When Sarah said something about water as far as the eye can see Angela interrupted, “Is it clean?”
“Of course it’s clean”
“Well can you drink it?”
“No, you don’t want to drink it. It is very salty.”
“Why would you need that much water if you can’t drink it?” Angela asked.
“Because it’s beautiful,” Sarah said.
Sarah spent a little while longer explaining her trip, but Angela didn’t ever quite grasp what she was saying. In the end Angela finally said.
“I don’t think I want to go?”
“Why?” Sarah asked.
“Well, I don’t want to get too far from Momma, and I like my street. I make some good money from people passing by on Saturday and if I stay here I can play here on the curb.”
“But you can play at the beach, and you won’t need to make any money.”
“It just sounds too weird for me. I like it here.” Angela said.
Sarah didn’t know what to say.
On Monday Sarah gave a picture of the beach along with her money for her pie.
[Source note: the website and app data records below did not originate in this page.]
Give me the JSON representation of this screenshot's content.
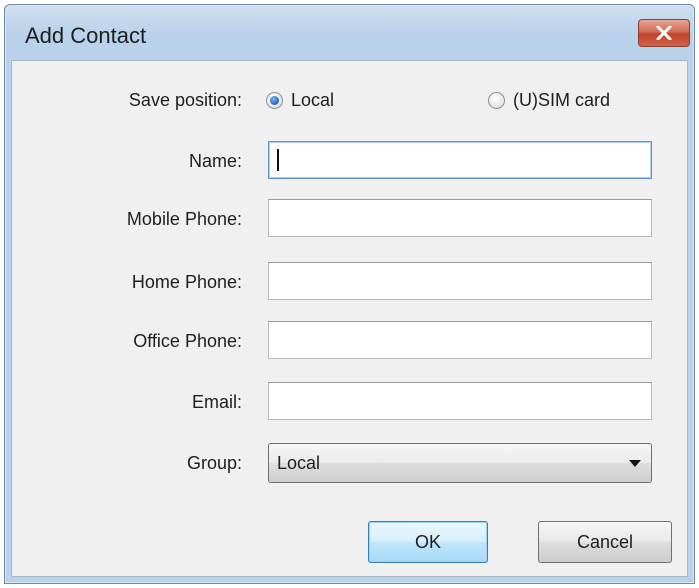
{
  "window": {
    "title": "Add Contact",
    "close_icon": "close-icon"
  },
  "form": {
    "save_position": {
      "label": "Save position:",
      "options": [
        {
          "label": "Local",
          "selected": true
        },
        {
          "label": "(U)SIM card",
          "selected": false
        }
      ]
    },
    "fields": [
      {
        "label": "Name:",
        "value": "",
        "focused": true
      },
      {
        "label": "Mobile Phone:",
        "value": "",
        "focused": false
      },
      {
        "label": "Home Phone:",
        "value": "",
        "focused": false
      },
      {
        "label": "Office Phone:",
        "value": "",
        "focused": false
      },
      {
        "label": "Email:",
        "value": "",
        "focused": false
      }
    ],
    "group": {
      "label": "Group:",
      "selected": "Local"
    }
  },
  "buttons": {
    "ok": "OK",
    "cancel": "Cancel"
  },
  "colors": {
    "title_bar": "#b9d1ea",
    "client_bg": "#f0f0f0",
    "close_button": "#c0412b",
    "focus_border": "#5c93c9",
    "radio_checked": "#2b6fc4"
  }
}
Angela still didn’t want to go. On Thursday Sarah told Angela that they were going to see her mother.
“Why?” Angela asked.
“Because you are going with me tomorrow.”
“But I don’t want to go with you.”
“Trust me, Angela, it will be wonderful,” Sarah said
“But I don’t want to go,” Angela whined.
“Well let’s go and talk with your mother anyway.”
Luckily Angela’s mother was at least awake if not sober. Angela waited in the other room while Sarah talked to her mother. She watched as Sarah gave her mother some money. Angela didn’t know what was happening, but she was starting to be afraid.
On Friday Sarah didn’t walk up to see Angela, but showed up in her car.
“Come on Angela, we are heading to the beach,” Sarah said.
“I don’t want to go,” Angela said, “there is nothing I can do there that I can’t do here.”
“but it is clean there, and the water is so beautiful.”
“No, I don’t want to go, I don’t want to leave my mommy.” Angela said almost crying, “I don’t care if you paid for me, I don’t want to go with you, I want my mommy.”
“Angela, I will bring you back, I only want to show you how amazing this place is.”
“I’m not going.” Angela said and crossed her arms and sat down on the curb.
“O, yes you are,” said a voice from behind her. It was Angela’s mother in her bathrobe. She was staggering a bit, but she looked determined. “This nice lady wants to take you to the beach, and wants to do it bad enough to pay me to take you, so you are going with her.”
“I’m not going,” Angela huffed.
“Get your butt in that car right now, young lady”
Sarah just stood silently between them.
“I’m not going.” Angela said.
That was the last straw for her mother, she picked Angela up and hauled her into the car. Then she fastened the seat belt and closed the door. Sarah smiled nervously and then got into the car herself.
Angela was beyond tears when they pulled away from the curb. She wasn’t sure where they were going, but she was leaving the only place she had ever known. She liked Sarah, sure, but this was too much.
Sarah tried to talk a few times, but Angela just sat in silence, enduring her capture with crossed arms and a frown.
Two hours of silence later the car rolled off the highway and onto a smaller road. As it came over a hill there was the Atlantic Ocean laid out in all of its splendor. The sun was reflecting off the waves as they crashed onto the shore. The sand that stretched for miles was clean and pure.
Angels face began to brighten, her wide eyes got even wider as she stared in wonder out the window. Her voice was hushed, reverent, almost a prayer when she said, “O Sarah, it is beautiful.”
She continued to stare out the window eyes dancing everywhere trying to take it all in.
“You’re not even out of the car yet.” Sarah said, “Just wait it gets much, much better.”